[Collected data entries]
= = = = =
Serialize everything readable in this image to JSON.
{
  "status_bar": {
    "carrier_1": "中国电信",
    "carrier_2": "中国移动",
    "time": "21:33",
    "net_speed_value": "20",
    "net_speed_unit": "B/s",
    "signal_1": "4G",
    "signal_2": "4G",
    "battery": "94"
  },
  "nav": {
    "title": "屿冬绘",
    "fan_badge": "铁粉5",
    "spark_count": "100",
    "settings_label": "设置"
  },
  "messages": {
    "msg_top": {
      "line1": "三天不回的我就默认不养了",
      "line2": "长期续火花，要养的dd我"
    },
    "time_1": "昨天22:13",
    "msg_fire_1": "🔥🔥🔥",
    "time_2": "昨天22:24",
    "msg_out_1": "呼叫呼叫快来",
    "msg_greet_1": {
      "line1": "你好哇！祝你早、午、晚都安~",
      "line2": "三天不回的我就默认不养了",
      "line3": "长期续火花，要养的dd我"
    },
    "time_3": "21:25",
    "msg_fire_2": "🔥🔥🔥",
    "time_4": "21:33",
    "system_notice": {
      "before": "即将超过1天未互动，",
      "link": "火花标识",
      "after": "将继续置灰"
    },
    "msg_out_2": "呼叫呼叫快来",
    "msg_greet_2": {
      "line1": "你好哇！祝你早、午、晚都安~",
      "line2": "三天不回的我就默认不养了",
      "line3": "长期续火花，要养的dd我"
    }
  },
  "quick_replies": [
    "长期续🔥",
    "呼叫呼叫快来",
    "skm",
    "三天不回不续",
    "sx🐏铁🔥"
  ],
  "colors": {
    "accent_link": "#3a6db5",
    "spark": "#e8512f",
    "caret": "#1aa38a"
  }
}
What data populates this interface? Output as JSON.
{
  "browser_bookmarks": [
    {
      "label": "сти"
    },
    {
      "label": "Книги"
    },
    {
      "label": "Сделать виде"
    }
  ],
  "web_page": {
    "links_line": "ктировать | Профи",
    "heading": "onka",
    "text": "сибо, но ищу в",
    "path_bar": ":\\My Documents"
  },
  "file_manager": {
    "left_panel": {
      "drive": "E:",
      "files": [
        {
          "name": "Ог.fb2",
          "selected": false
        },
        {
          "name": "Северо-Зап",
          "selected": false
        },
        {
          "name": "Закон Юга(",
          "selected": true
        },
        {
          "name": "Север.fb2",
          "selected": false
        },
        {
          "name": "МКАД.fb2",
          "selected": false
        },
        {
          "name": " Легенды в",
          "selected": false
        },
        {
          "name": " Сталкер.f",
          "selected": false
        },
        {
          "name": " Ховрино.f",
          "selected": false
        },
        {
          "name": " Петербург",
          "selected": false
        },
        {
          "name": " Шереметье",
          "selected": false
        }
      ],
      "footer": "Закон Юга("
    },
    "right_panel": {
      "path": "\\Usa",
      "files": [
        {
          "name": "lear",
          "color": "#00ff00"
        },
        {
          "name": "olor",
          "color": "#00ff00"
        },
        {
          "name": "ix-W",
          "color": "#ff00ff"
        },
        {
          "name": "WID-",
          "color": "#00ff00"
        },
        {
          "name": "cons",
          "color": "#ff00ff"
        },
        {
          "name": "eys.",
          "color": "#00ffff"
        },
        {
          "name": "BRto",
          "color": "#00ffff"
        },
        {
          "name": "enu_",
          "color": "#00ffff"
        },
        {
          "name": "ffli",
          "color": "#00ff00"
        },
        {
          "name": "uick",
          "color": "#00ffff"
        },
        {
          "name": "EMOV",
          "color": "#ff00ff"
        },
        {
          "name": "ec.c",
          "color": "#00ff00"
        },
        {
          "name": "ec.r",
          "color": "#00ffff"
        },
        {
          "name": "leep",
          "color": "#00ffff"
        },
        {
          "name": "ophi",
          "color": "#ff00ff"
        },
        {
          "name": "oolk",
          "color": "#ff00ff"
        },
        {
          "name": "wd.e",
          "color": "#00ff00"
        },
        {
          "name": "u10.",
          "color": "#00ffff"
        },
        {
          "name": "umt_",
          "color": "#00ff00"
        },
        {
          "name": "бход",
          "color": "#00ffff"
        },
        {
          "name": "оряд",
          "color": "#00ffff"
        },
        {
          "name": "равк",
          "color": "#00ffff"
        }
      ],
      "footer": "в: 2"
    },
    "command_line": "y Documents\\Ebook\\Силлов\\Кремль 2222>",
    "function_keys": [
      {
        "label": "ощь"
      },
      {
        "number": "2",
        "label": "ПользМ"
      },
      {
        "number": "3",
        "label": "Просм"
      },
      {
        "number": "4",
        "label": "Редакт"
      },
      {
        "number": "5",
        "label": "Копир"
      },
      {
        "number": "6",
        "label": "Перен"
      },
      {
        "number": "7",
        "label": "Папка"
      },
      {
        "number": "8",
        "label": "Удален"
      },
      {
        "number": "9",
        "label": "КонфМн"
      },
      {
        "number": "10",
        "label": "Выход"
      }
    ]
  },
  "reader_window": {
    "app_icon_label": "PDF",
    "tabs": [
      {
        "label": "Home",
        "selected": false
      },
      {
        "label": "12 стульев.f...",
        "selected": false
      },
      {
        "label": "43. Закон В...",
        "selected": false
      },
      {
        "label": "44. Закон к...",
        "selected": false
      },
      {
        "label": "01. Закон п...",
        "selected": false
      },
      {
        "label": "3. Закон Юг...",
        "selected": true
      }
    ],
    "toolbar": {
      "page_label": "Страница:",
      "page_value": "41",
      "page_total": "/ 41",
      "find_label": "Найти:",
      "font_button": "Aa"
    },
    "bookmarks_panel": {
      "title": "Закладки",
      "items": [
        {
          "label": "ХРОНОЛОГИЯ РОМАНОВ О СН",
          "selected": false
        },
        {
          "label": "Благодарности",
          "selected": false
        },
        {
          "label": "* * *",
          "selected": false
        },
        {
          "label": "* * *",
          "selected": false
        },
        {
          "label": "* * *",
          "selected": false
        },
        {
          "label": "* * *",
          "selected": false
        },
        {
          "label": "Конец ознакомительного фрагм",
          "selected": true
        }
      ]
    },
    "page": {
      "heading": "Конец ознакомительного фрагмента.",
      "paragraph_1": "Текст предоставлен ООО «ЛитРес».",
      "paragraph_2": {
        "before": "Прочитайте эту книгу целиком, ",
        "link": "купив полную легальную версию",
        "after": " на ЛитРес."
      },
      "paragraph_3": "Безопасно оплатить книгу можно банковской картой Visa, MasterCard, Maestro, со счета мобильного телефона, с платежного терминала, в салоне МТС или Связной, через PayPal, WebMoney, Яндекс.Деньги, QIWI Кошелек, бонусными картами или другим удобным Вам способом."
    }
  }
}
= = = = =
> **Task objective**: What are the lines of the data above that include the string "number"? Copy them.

> **Solution to this task**:
        "number": "2",
        "number": "3",
        "number": "4",
        "number": "5",
        "number": "6",
        "number": "7",
        "number": "8",
        "number": "9",
        "number": "10",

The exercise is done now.